- Checking the Colour
- Hold your glass of malt up to the light. The colour of the whisky is not necessarily an indication of single malts age but more an indication how it was matured. As the cask in which a malt is matured imparts colour and flavour, you can hazard a guess that a golden coloured single malt has been matured in a sherry oak cask and if the colour of the whisky is very pale this would suggest that bourbon casks have been used.
- Checking the Consistency
- Hold the glass by the stem, tilt it at an angle and rotate it briskly coating the walls of the glass with whisky. Now hold the glass up straight and watch the whisky forming the "legs" as it runs down the sides of the glass. The slower the legs, the more unguent the liquid, the older the whisky.
Step 4: Take a sip. Never down a single malt - they're meant to be enjoyed slowly. Take a small sip and hold the thick, often oily liquid in your mouth, sloshing it from side to side and letting it roll over your tongue. The taste buds on your tongue will pick up a variety of flavors. Again, like with the aroma, the tastes will range widely depending on the single malt, which region of Scotland it's from, what water goes into it, the method of distillation, etc. Generally, the taste will include such flavors as citrus, caramel, iodine, berries, almonds and more.
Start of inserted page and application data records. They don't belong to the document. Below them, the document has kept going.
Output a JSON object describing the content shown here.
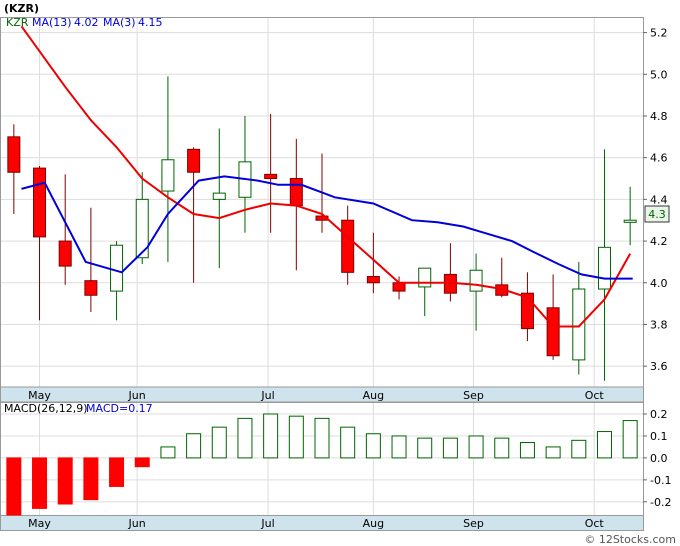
{
  "header": {
    "title": "(KZR)"
  },
  "chart_data": [
    {
      "type": "candlestick",
      "legend": {
        "symbol": "KZR",
        "ma13_label": "MA(13)",
        "ma13_value": "4.02",
        "ma3_label": "MA(3)",
        "ma3_value": "4.15"
      },
      "x_tick_labels": [
        "May",
        "Jun",
        "Jul",
        "Aug",
        "Sep",
        "Oct"
      ],
      "y_ticks": [
        3.6,
        3.8,
        4.0,
        4.2,
        4.4,
        4.6,
        4.8,
        5.0,
        5.2
      ],
      "y_tick_labels": [
        "3.6",
        "3.8",
        "4.0",
        "4.2",
        "4.4",
        "4.6",
        "4.8",
        "5.0",
        "5.2"
      ],
      "ylim": [
        3.5,
        5.27
      ],
      "last_price_label": "4.3",
      "grid": true,
      "candles": [
        {
          "o": 4.7,
          "h": 4.76,
          "l": 4.33,
          "c": 4.53
        },
        {
          "o": 4.55,
          "h": 4.56,
          "l": 3.82,
          "c": 4.22
        },
        {
          "o": 4.2,
          "h": 4.52,
          "l": 3.99,
          "c": 4.08
        },
        {
          "o": 4.01,
          "h": 4.36,
          "l": 3.86,
          "c": 3.94
        },
        {
          "o": 3.96,
          "h": 4.2,
          "l": 3.82,
          "c": 4.18
        },
        {
          "o": 4.12,
          "h": 4.53,
          "l": 4.09,
          "c": 4.4
        },
        {
          "o": 4.44,
          "h": 4.99,
          "l": 4.1,
          "c": 4.59
        },
        {
          "o": 4.64,
          "h": 4.65,
          "l": 4.0,
          "c": 4.53
        },
        {
          "o": 4.4,
          "h": 4.74,
          "l": 4.07,
          "c": 4.43
        },
        {
          "o": 4.41,
          "h": 4.8,
          "l": 4.24,
          "c": 4.58
        },
        {
          "o": 4.52,
          "h": 4.81,
          "l": 4.24,
          "c": 4.5
        },
        {
          "o": 4.5,
          "h": 4.69,
          "l": 4.06,
          "c": 4.37
        },
        {
          "o": 4.32,
          "h": 4.62,
          "l": 4.24,
          "c": 4.3
        },
        {
          "o": 4.3,
          "h": 4.37,
          "l": 3.99,
          "c": 4.05
        },
        {
          "o": 4.03,
          "h": 4.24,
          "l": 3.95,
          "c": 4.0
        },
        {
          "o": 4.0,
          "h": 4.03,
          "l": 3.92,
          "c": 3.96
        },
        {
          "o": 3.98,
          "h": 4.07,
          "l": 3.84,
          "c": 4.07
        },
        {
          "o": 4.04,
          "h": 4.19,
          "l": 3.91,
          "c": 3.95
        },
        {
          "o": 3.96,
          "h": 4.14,
          "l": 3.77,
          "c": 4.06
        },
        {
          "o": 3.99,
          "h": 4.12,
          "l": 3.93,
          "c": 3.94
        },
        {
          "o": 3.95,
          "h": 4.05,
          "l": 3.72,
          "c": 3.78
        },
        {
          "o": 3.88,
          "h": 4.04,
          "l": 3.63,
          "c": 3.65
        },
        {
          "o": 3.63,
          "h": 4.1,
          "l": 3.56,
          "c": 3.97
        },
        {
          "o": 3.97,
          "h": 4.64,
          "l": 3.53,
          "c": 4.17
        },
        {
          "o": 4.29,
          "h": 4.46,
          "l": 4.18,
          "c": 4.3
        }
      ],
      "ma13": [
        {
          "i": 0.3,
          "v": 5.23
        },
        {
          "i": 2,
          "v": 4.94
        },
        {
          "i": 3,
          "v": 4.78
        },
        {
          "i": 4,
          "v": 4.65
        },
        {
          "i": 5,
          "v": 4.5
        },
        {
          "i": 6,
          "v": 4.41
        },
        {
          "i": 7,
          "v": 4.33
        },
        {
          "i": 8,
          "v": 4.31
        },
        {
          "i": 9,
          "v": 4.35
        },
        {
          "i": 10,
          "v": 4.38
        },
        {
          "i": 11,
          "v": 4.37
        },
        {
          "i": 12,
          "v": 4.33
        },
        {
          "i": 13,
          "v": 4.22
        },
        {
          "i": 14,
          "v": 4.11
        },
        {
          "i": 15,
          "v": 4.0
        },
        {
          "i": 16,
          "v": 4.0
        },
        {
          "i": 17,
          "v": 4.0
        },
        {
          "i": 18,
          "v": 3.99
        },
        {
          "i": 19,
          "v": 3.97
        },
        {
          "i": 20,
          "v": 3.93
        },
        {
          "i": 21,
          "v": 3.79
        },
        {
          "i": 22,
          "v": 3.79
        },
        {
          "i": 23,
          "v": 3.92
        },
        {
          "i": 24,
          "v": 4.14
        }
      ],
      "ma3": [
        {
          "i": 0.3,
          "v": 4.45
        },
        {
          "i": 1.2,
          "v": 4.48
        },
        {
          "i": 2.8,
          "v": 4.1
        },
        {
          "i": 4.2,
          "v": 4.05
        },
        {
          "i": 5.2,
          "v": 4.17
        },
        {
          "i": 6,
          "v": 4.33
        },
        {
          "i": 7.2,
          "v": 4.49
        },
        {
          "i": 8.2,
          "v": 4.51
        },
        {
          "i": 9.5,
          "v": 4.49
        },
        {
          "i": 10.3,
          "v": 4.47
        },
        {
          "i": 11.2,
          "v": 4.47
        },
        {
          "i": 12.5,
          "v": 4.41
        },
        {
          "i": 14,
          "v": 4.38
        },
        {
          "i": 15.5,
          "v": 4.3
        },
        {
          "i": 16.5,
          "v": 4.29
        },
        {
          "i": 17.5,
          "v": 4.27
        },
        {
          "i": 18.3,
          "v": 4.24
        },
        {
          "i": 19.4,
          "v": 4.2
        },
        {
          "i": 20.2,
          "v": 4.15
        },
        {
          "i": 21.2,
          "v": 4.09
        },
        {
          "i": 22.1,
          "v": 4.04
        },
        {
          "i": 23,
          "v": 4.02
        },
        {
          "i": 24.1,
          "v": 4.02
        }
      ],
      "colors": {
        "up_body": "#ffffff",
        "up_outline": "#006400",
        "down_body": "#ff0000",
        "down_outline": "#800000",
        "ma13": "#0000dd",
        "ma3": "#ee0000",
        "grid": "#dddddd",
        "axis_bar": "#cfe3ec"
      }
    },
    {
      "type": "bar",
      "legend": {
        "label": "MACD(26,12,9)",
        "value_label": "MACD=0.17"
      },
      "y_ticks": [
        -0.2,
        -0.1,
        0.0,
        0.1,
        0.2
      ],
      "y_tick_labels": [
        "-0.2",
        "-0.1",
        "0.0",
        "0.1",
        "0.2"
      ],
      "ylim": [
        -0.26,
        0.25
      ],
      "x_tick_labels": [
        "May",
        "Jun",
        "Jul",
        "Aug",
        "Sep",
        "Oct"
      ],
      "values": [
        -0.26,
        -0.23,
        -0.21,
        -0.19,
        -0.13,
        -0.04,
        0.05,
        0.11,
        0.14,
        0.18,
        0.2,
        0.19,
        0.18,
        0.14,
        0.11,
        0.1,
        0.09,
        0.09,
        0.1,
        0.09,
        0.07,
        0.05,
        0.08,
        0.12,
        0.17
      ],
      "colors": {
        "positive_outline": "#006400",
        "negative_fill": "#ff0000"
      }
    }
  ],
  "watermark": "© 12Stocks.com"
}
After swallowing, keep your mouth closed and breathe through your nose experience what is called the "finish".
- Nosing the Whisky
- Hold your glass away from you, then pass it smoothly under your nose taking a deep breath through your nose as it passes. Think about what you can smell and try to imagine what the smell reminds you of. Take a mental note of what you detected then repeat the process a couple more times.
Step 5: Decide if you want to add water. Many people will tell you that the only way to drink single malt is neat. But the truth is that the best way to drink single malt scotch is the way you prefer to drink it. In fact, by adding water (usually no more that 20 percent), you will be releasing more "nose" and flavor from the drink. Master distillers routinely add water to their malts during tastings. The recommended water is still Scotish Spring Water since it comes from the same sources and has the same characteristics as the water already contained in your Scotch Malt whisky. Make sure that the water is at room temperature and please do not ever use tap water since it will add a chlorinated taste to the drink. Adding ice to your favourite single malt Scotch whisky is such a shame. Putting ice in your whisky will only reduce the temperature of the whisky, freezing its aroma and the smell, and will only dull the taste of the whisky. Many people do add ice, if you are one of them why not try it without, we assure you it will be like drinking a different whisky.